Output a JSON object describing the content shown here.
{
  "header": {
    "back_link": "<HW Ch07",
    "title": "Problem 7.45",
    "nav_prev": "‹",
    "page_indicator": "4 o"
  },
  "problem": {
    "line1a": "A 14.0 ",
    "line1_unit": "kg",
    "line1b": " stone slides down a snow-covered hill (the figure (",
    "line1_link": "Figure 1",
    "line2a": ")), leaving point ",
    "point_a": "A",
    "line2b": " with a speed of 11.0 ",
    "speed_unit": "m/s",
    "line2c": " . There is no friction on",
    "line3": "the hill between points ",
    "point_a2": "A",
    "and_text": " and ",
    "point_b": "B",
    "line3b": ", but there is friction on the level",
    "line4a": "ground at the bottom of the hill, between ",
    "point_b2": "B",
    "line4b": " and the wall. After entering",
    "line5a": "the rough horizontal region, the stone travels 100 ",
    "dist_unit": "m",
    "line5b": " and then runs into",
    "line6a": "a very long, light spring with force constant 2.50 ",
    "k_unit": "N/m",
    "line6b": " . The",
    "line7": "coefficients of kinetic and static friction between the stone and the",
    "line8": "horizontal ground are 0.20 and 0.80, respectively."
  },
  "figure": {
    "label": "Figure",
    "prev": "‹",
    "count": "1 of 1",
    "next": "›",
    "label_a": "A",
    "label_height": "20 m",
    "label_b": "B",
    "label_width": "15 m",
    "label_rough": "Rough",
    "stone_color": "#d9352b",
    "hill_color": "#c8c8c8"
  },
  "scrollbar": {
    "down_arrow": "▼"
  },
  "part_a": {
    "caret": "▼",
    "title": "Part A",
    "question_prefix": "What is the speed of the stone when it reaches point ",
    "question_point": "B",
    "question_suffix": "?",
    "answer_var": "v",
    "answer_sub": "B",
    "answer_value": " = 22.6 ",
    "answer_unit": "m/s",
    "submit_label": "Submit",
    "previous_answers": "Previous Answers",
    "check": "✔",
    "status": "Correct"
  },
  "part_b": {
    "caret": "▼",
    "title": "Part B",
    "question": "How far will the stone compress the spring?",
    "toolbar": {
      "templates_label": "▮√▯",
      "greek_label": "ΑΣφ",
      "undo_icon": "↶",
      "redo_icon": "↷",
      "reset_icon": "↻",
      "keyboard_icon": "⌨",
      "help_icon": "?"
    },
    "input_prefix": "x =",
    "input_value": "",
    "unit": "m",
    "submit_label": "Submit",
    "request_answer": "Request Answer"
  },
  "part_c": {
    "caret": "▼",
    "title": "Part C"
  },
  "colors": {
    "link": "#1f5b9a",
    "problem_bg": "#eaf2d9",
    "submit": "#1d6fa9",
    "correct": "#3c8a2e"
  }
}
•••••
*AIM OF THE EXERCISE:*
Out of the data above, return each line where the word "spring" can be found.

*RESPONSE FOR THIS EXERCISE:*
    "line6a": "a very long, light spring with force constant 2.50 ",
    "question": "How far will the stone compress the spring?",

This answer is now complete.